Four voyages can lead to plenty of misadventure. Discover the places where Christopher Columbus met with high drama (and just a few setbacks) during his discovery of the New World, from 1492 to 1504.
Christmas Day 1492 wasn’t all glad tidings and good cheer for Christopher Columbus. On a journey to the northern coast of the Caribbean island of Hispaniola, one of Columbus’ 3 ships, the <i>Santa Maria</i>, ran aground and had to be abandoned. It was the first of Columbus’ 4 voyages to the Americas.
Columbus didn’t exactly get a warm welcome when he landed on the Samana Peninsula (in present-day Dominican Republic). He met with violent resistance from the Ciguayos, one of the nations of the Caribbean islands. Because of the Ciguayos' use of arrows, Columbus called the inlet where he encountered them the Bay of Arrows. Historians have since debated its exact location: Some say it is the Bay of Rincon, others that it is Samana Bay.
The good times kept on coming as Columbus headed for Spain, on the last leg of his first voyage. He soon had to put those plans on hold, as a storm forced his fleet into Lisbon. There Columbus anchored next to Portugal King John II’s harbor partrol ship.
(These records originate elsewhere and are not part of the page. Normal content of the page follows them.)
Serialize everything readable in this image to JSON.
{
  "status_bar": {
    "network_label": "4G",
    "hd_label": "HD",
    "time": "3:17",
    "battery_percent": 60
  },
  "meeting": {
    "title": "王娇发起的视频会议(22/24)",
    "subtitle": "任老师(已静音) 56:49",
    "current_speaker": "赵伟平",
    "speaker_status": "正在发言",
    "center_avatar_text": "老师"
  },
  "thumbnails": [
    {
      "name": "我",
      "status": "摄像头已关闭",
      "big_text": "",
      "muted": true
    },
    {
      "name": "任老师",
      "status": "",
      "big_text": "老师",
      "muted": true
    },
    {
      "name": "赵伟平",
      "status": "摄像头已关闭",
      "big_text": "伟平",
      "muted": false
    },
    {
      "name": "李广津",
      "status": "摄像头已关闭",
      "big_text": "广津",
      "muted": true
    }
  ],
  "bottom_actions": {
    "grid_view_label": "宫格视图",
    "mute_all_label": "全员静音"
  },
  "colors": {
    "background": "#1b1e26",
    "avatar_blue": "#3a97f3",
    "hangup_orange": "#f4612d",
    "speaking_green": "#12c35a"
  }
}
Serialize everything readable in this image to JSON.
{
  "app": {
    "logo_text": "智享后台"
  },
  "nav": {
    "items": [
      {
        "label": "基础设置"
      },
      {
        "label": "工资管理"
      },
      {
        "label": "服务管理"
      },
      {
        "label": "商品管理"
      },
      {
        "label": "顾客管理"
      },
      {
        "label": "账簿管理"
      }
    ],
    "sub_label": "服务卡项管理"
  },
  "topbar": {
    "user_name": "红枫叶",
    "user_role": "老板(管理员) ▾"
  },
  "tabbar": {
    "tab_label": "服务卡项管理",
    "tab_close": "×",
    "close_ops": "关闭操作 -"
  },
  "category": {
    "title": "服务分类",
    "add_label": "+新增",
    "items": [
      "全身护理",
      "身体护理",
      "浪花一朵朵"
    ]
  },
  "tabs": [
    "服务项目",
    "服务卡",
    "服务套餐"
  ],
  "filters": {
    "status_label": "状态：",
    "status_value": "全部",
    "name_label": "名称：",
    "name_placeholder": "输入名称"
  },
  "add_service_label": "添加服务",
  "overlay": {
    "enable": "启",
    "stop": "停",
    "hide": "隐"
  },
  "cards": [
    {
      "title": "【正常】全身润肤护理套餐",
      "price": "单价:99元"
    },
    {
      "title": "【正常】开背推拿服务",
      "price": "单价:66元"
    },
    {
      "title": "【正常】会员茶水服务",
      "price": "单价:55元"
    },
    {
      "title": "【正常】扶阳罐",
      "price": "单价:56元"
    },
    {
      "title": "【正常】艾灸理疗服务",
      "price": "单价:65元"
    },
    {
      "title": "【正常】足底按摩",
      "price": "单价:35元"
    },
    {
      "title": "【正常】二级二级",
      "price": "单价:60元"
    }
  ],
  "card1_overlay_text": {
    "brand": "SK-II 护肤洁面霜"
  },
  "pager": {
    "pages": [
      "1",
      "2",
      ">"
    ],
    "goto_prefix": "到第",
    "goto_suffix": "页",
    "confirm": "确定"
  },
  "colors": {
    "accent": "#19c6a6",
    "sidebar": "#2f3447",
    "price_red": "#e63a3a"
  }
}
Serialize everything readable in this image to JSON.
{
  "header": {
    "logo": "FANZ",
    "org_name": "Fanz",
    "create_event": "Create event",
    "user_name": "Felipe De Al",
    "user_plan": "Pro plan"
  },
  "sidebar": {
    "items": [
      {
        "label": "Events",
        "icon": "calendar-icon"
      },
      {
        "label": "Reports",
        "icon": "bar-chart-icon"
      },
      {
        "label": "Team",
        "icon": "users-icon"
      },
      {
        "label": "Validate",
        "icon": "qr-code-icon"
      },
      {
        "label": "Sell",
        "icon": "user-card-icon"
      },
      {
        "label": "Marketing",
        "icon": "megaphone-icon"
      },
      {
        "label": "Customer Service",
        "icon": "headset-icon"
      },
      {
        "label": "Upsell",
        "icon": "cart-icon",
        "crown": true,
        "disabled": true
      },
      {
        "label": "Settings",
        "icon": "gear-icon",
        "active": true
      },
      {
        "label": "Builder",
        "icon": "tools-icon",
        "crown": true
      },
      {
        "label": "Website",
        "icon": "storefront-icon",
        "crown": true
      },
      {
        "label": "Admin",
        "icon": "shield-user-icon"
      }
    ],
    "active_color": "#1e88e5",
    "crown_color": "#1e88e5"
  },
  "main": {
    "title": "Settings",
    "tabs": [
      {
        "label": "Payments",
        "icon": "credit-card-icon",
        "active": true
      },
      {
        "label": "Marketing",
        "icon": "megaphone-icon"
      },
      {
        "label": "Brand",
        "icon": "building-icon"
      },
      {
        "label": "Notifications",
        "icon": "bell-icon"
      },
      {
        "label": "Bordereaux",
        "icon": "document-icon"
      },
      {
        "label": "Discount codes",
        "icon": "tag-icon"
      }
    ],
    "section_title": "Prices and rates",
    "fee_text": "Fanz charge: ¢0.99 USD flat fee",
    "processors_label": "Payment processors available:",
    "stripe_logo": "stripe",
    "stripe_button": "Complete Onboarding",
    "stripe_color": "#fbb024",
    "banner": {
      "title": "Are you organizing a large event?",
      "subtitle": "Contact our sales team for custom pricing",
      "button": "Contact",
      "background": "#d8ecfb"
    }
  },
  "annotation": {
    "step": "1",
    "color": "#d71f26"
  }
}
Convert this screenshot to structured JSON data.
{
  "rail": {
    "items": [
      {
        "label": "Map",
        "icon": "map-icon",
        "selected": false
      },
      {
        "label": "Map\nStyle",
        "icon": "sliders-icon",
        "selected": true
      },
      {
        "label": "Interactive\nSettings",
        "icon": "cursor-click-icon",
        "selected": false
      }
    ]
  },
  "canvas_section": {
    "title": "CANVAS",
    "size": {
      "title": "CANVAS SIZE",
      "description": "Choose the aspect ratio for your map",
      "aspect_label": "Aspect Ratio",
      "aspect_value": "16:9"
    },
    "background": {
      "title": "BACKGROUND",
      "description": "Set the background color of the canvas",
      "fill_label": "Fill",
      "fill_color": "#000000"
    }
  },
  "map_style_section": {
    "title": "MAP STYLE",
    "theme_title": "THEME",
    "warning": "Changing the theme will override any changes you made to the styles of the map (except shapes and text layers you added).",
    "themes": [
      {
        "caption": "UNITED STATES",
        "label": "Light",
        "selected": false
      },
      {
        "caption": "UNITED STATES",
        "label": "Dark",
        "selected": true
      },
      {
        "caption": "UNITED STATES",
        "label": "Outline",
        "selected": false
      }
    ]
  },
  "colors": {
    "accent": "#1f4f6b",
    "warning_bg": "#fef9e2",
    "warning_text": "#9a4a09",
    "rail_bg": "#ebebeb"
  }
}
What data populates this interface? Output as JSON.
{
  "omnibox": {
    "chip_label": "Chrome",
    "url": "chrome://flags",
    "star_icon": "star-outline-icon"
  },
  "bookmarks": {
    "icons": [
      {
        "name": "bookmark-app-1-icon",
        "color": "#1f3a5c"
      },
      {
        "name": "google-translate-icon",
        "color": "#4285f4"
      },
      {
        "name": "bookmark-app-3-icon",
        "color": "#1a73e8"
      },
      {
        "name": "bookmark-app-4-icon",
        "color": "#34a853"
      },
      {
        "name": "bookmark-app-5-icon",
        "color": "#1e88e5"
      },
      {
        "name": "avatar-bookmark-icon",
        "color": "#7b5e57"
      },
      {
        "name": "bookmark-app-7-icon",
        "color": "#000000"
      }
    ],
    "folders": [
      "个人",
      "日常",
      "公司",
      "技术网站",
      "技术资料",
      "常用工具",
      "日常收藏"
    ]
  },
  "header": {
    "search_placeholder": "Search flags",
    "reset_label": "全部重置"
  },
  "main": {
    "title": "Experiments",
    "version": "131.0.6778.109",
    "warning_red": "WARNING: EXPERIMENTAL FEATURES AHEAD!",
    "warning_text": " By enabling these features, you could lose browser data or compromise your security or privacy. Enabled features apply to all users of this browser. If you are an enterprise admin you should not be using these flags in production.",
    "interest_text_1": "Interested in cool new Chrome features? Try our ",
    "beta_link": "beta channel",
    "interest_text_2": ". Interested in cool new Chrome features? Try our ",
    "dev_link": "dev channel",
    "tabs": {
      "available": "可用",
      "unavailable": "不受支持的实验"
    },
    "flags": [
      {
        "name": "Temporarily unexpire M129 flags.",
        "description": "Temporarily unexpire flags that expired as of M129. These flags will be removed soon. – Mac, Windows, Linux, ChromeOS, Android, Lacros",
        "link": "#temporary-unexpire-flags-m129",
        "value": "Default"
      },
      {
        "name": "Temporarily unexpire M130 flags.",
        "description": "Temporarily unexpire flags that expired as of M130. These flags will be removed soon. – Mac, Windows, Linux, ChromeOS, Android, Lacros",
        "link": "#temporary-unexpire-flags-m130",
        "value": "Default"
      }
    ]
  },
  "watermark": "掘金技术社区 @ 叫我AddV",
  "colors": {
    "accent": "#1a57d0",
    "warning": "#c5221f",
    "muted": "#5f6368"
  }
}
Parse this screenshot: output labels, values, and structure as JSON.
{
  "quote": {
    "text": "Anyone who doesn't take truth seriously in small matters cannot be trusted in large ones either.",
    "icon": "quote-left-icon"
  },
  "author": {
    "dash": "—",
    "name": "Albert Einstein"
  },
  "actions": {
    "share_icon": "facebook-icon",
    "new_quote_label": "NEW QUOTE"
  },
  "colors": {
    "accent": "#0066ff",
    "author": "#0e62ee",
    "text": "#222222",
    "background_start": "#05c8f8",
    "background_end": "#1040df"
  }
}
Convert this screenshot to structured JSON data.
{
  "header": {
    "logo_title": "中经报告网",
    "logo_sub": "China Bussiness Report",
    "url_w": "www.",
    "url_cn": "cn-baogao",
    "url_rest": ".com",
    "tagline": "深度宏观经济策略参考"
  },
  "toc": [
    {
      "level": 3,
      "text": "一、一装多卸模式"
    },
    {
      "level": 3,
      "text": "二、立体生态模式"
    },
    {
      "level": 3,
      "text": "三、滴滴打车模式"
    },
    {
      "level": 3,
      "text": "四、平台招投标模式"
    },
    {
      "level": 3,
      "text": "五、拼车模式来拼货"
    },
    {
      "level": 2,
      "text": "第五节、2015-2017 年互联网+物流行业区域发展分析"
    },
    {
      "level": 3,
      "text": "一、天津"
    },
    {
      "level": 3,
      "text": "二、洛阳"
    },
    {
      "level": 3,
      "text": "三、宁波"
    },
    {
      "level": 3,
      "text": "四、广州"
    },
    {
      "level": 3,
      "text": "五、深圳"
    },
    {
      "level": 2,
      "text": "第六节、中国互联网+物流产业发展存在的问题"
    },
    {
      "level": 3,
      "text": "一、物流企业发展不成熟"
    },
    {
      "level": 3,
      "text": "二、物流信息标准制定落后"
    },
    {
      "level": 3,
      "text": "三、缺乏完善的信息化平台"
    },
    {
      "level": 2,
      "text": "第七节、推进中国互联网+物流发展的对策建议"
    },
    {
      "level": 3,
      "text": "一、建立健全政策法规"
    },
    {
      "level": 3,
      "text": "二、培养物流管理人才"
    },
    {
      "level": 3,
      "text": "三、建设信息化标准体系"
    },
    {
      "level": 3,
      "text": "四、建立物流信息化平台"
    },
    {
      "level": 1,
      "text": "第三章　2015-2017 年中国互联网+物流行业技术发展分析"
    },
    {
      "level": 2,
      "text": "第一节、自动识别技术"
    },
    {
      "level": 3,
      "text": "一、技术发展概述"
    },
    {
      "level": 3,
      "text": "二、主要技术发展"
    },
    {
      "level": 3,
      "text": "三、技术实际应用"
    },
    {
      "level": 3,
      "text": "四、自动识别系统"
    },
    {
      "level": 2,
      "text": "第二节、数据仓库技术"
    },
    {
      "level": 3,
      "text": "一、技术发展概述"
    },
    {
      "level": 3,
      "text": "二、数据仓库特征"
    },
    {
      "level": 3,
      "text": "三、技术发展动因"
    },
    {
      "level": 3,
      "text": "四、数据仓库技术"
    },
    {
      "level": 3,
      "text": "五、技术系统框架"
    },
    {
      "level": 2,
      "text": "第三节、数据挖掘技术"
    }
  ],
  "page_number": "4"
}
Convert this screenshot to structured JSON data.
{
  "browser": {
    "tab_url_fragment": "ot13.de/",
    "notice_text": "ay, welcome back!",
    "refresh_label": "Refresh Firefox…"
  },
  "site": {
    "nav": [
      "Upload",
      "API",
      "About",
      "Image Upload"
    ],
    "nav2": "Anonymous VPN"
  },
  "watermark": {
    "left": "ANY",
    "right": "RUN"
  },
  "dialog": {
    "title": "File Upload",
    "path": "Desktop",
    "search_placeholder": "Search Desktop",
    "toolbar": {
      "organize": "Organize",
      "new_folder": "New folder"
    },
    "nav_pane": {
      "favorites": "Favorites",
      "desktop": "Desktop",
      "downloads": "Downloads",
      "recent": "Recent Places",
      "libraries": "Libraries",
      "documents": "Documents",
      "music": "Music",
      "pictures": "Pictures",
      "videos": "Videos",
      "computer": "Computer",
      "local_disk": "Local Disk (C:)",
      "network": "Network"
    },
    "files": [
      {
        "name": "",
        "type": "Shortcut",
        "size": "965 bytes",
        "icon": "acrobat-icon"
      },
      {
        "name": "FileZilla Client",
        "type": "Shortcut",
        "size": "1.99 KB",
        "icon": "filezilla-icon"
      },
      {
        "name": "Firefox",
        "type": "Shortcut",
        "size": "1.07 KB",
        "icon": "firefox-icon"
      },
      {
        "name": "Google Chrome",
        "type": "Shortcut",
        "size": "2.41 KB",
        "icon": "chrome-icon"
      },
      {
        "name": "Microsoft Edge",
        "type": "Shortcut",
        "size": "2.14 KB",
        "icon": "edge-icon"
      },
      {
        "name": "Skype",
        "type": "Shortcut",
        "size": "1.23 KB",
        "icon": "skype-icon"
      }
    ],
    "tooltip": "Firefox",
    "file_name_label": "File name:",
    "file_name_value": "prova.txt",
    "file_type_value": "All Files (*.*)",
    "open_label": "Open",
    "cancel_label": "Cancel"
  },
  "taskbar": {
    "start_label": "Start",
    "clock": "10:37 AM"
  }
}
Columbus spent the next week in Portugal, before he was able to continue on to Spain.
Nine months later, Columbus once again set sail for the high seas. This time, on his second voyage, he returned to Hispaniola, where he intended to visit the fort of La Navidad (built during his first voyage). However, Columbus discovered that the fort, located on the northern coast of Haiti, had been destroyed by the native Taino people. Centuries later, in 1977, an amateur archeologist excavated artifacts from La Navidad.
It seemed like a good idea at the time. When Columbus sailed more than 60 miles eastward, along Hispaniola’s northern coast, he established the settlement of La Isabela, in present-day Dominican Republic. But in 1494 and then, in 1495, the settlement was struck by 2 North Atlantic hurricanes. Hunger, disease and mutiny soon followed, until Columbus abandoned the settlement altogether.
That's what Columbus was thinking when he arrived in Cuba (which he named Juana) on April 30, 1494. Exploring the island’s southern coast, Columbus placed his bets that it was part of a peninsula connected to mainland Asia.
And this must be the Garden of Eden! That’s what Columbus concluded as he sailed the Gulf of Paria (between present-day Trinidad and Venezuela). The nice climate, the abundance of food, the friendliness of the natives and the richness of the area’s natural resources all led him to that conclusion. He also wagered that, based on the rotation of the pole star in the sky, the Earth must not be perfectly spherical, but rather bulged out like a pear around the new-found continent we now know as South America.
Columbus wasn’t feeling so well when he returned to Hispaniola on Aug. 19, 1498, during his third voyage. He felt even worse when he discovered that many of the Spanish settlers of the new colony were in rebellion against his rule, saying that Columbus had misled them about the supposedly bountiful riches of the New World.
Columbus’ fourth and final voyage met with choppy waters in June 1502. When his fleet arrived in Santo Domingo, it was denied port by the new governor. But Columbus got his revenge. He told the governor a storm was coming. The gov didn’t listen … to his demise. He ended up surrendering to the sea, along with 29 of his 30 ships.
Columbus’ 4 ships took a bruising while cruising through present-day Panama. Locals had told Columbus about gold and a strait to another ocean. Columbus set out on an exploration and established a garrison at the mouth of Panama’s Belen River. In April 1503, one of Columbus’ ships became stranded in the river. Meanwhile, the garrison was attacked by the Guaymí locals. Further headaches followed when shipworms damaged the ships at sea.
Columbus’ ships sustained further damage when a storm hit off the coast of Cuba. Unable to travel on, the fleet was beached in St. Ann’s Bay, in Jamaica. For 1 year, Columbus and his men remained stranded in Jamaica before help arrived. In all, Columbus’ voyages stretched over 12 years, and -- a few misadventures aside -- opened the door to the “New World."